For us here at Algorithmia, protecting the privacy and security of our user’s information is a top priority. To that end, Algorithmia recognizes security researchers for their efforts through a bug bounty program.
A bug bounty program is common practice amongst leading companies to improve the security and experience of their products. This type of program provides an incentive for security researchers to responsibly disclose vulnerabilities and bugs, and allows for internal security teams to respond adequately in the best interest of their users.
All vulnerabilities should be reported via firstname.lastname@example.org.
We require that all researchers:
Make every effort to avoid privacy violations, degradation of user experience, disruption to production systems, and destruction of data during security testing:
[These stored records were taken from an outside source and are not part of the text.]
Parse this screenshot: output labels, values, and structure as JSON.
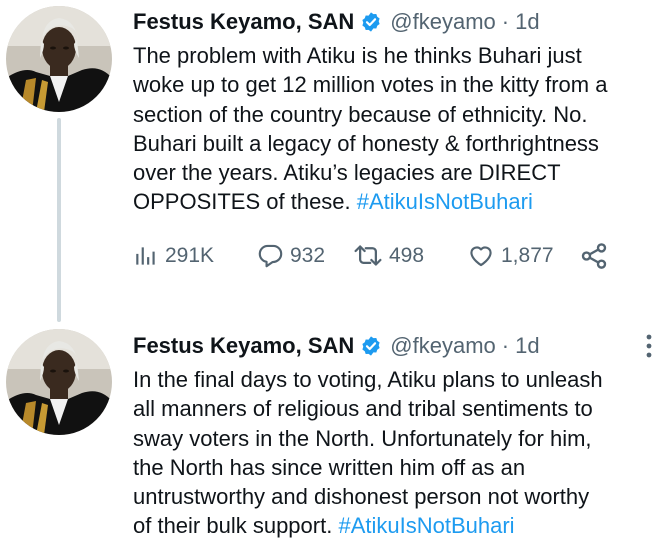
{
  "tweets": [
    {
      "display_name": "Festus Keyamo, SAN",
      "handle": "@fkeyamo",
      "separator": "·",
      "time": "1d",
      "text_lines": [
        "The problem with Atiku is he thinks Buhari just",
        "woke up to get 12 million votes in the kitty from a",
        "section of the country because of ethnicity. No.",
        "Buhari built a legacy of honesty & forthrightness",
        "over the years. Atiku’s legacies are DIRECT",
        "OPPOSITES of these. "
      ],
      "hashtag": "#AtikuIsNotBuhari",
      "stats": {
        "views": "291K",
        "replies": "932",
        "retweets": "498",
        "likes": "1,877"
      },
      "icons": [
        "views-icon",
        "reply-icon",
        "retweet-icon",
        "like-icon",
        "share-icon"
      ]
    },
    {
      "display_name": "Festus Keyamo, SAN",
      "handle": "@fkeyamo",
      "separator": "·",
      "time": "1d",
      "text_lines": [
        "In the final days to voting, Atiku plans to unleash",
        "all manners of religious and tribal sentiments to",
        "sway voters in the North. Unfortunately for him,",
        "the North has since written him off as an",
        "untrustworthy and dishonest person not worthy",
        "of their bulk support. "
      ],
      "hashtag": "#AtikuIsNotBuhari"
    }
  ],
  "colors": {
    "text": "#0f1419",
    "secondary": "#536471",
    "accent": "#1d9bf0",
    "thread_line": "#cfd9de"
  }
}
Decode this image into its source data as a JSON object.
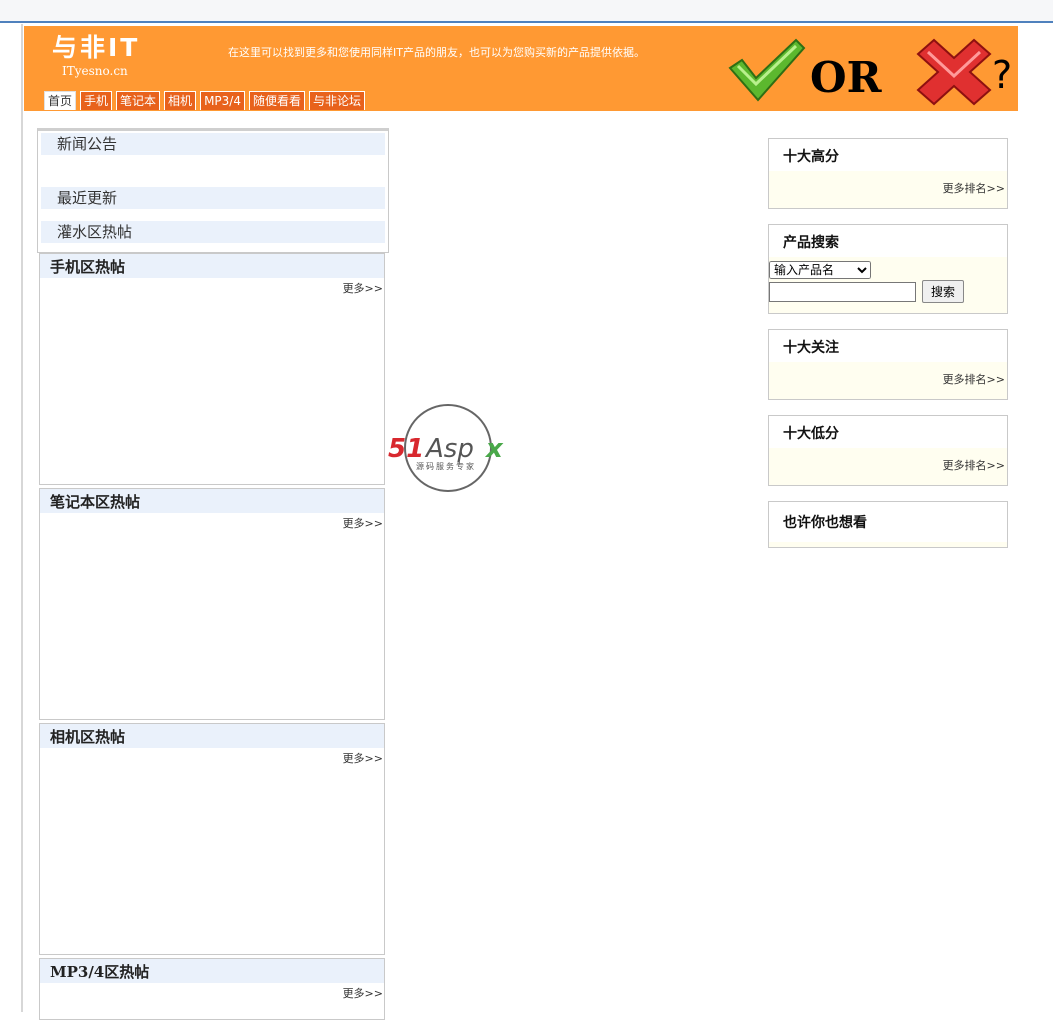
{
  "header": {
    "logo_cn": "与非IT",
    "logo_en": "ITyesno.cn",
    "tagline": "在这里可以找到更多和您使用同样IT产品的朋友，也可以为您购买新的产品提供依据。",
    "banner_or_text": "OR",
    "banner_question": "?",
    "nav": [
      "首页",
      "手机",
      "笔记本",
      "相机",
      "MP3/4",
      "随便看看",
      "与非论坛"
    ]
  },
  "news": {
    "announcement": "新闻公告",
    "latest": "最近更新",
    "water_hot": "灌水区热帖"
  },
  "hot_boxes": [
    {
      "title": "手机区热帖",
      "more": "更多>>"
    },
    {
      "title": "笔记本区热帖",
      "more": "更多>>"
    },
    {
      "title": "相机区热帖",
      "more": "更多>>"
    },
    {
      "title": "MP3/4区热帖",
      "more": "更多>>"
    }
  ],
  "sidebar": {
    "top_ten_high": {
      "title": "十大高分",
      "more": "更多排名>>"
    },
    "product_search": {
      "title": "产品搜索",
      "select_value": "输入产品名",
      "button": "搜索"
    },
    "top_ten_follow": {
      "title": "十大关注",
      "more": "更多排名>>"
    },
    "top_ten_low": {
      "title": "十大低分",
      "more": "更多排名>>"
    },
    "maybe_like": {
      "title": "也许你也想看"
    }
  },
  "watermark": {
    "brand": "51Aspx",
    "slogan": "源码服务专家"
  },
  "colors": {
    "header_bg": "#ff9933",
    "nav_bg": "#e8621c",
    "row_bg": "#eaf1fb",
    "side_bg": "#fffef0"
  }
}
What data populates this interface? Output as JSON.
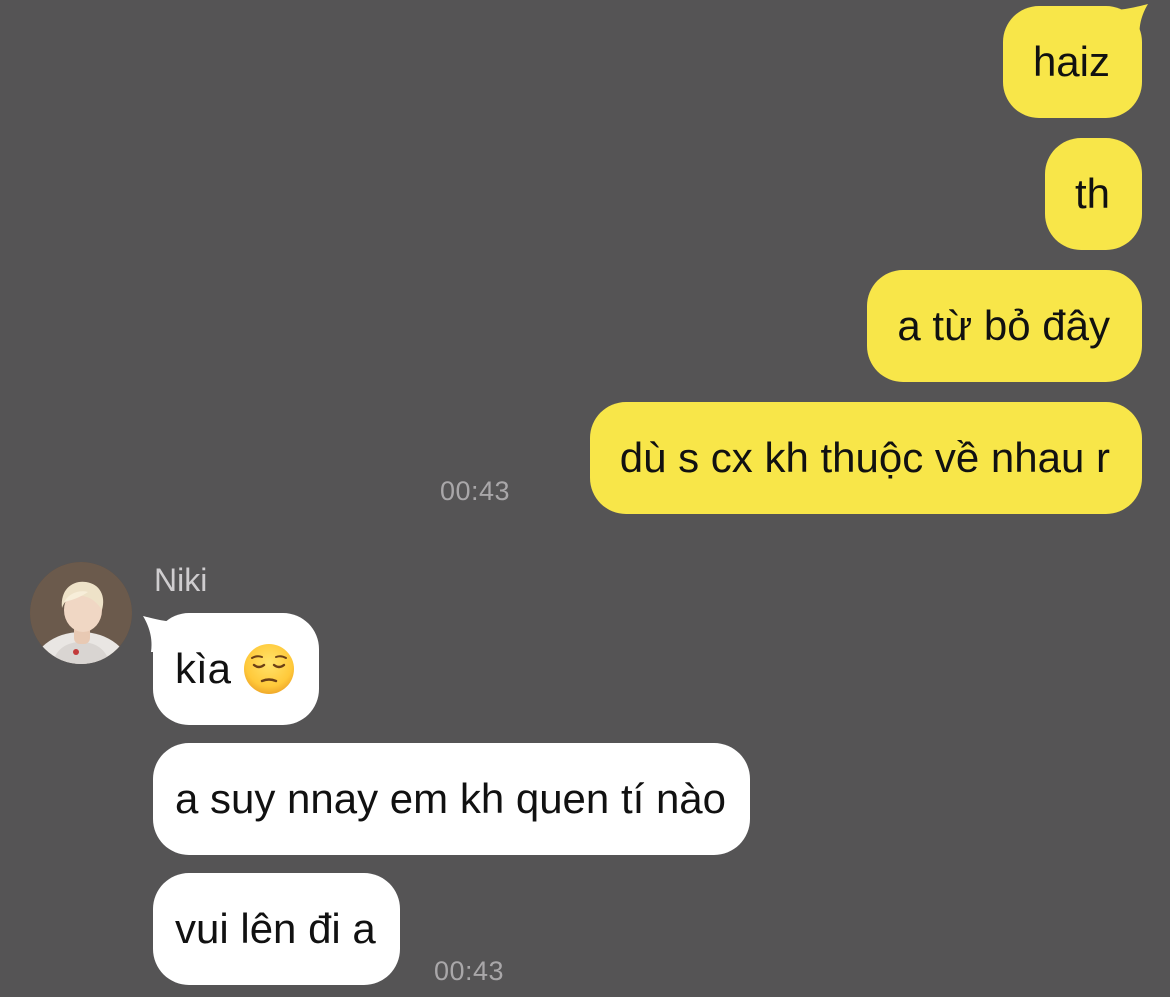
{
  "outgoing": [
    {
      "text": "haiz"
    },
    {
      "text": "th"
    },
    {
      "text": "a từ bỏ đây"
    },
    {
      "text": "dù s cx kh thuộc về nhau r"
    }
  ],
  "outgoing_time": "00:43",
  "incoming": {
    "sender": "Niki",
    "messages": [
      {
        "text": "kìa"
      },
      {
        "text": "a suy nnay em kh quen tí nào"
      },
      {
        "text": "vui lên đi a"
      }
    ],
    "time": "00:43",
    "emoji_icon": "pensive-face-emoji-icon"
  },
  "colors": {
    "background": "#555455",
    "outgoing_bubble": "#f8e649",
    "incoming_bubble": "#ffffff",
    "timestamp": "#a9a7a9"
  }
}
- Use the designated communication channels to report vulnerability information to us; and
- Keep information about any vulnerabilities you’ve discovered confidential between yourself and Algorithmia until we’ve had 90 days to resolve the issue.
If you follow these guidelines when reporting an issue to us we commit to:
Not institute a civil legal action against you and not support a criminal investigation;
Work with you to understand and resolve the issue quickly (confirming the report within 72 hours of submission);
Recognize your contribution on our site, if you are the first to report the issue and we make a code or configuration change based on the issue.
Any component developed by us under Algorithmia.com is fair game for this bounty system except individual algorithms created by our users.
Out of Scope:
Any services hosted by 3rd party providers and services are excluded from scope.
In the interest of the safety of our users, staff, the Internet at large, and you as the security researcher, the following test types are excluded from scope and not eligible for a reward:
- Findings from physical testing such as office access (e.g. open doors, tailgating)
- Findings derived primarily from social engineering (e.g. phishing)
- Findings from applications or systems not listed in the ‘Targets’ section
- Functional, UI and UX bugs and spelling mistakes
- Network level Denial of Service (DoS/DDoS) vulnerabilities
Things we do not want to see:
Personally identifiable information of users (PII) that you may have found during your research.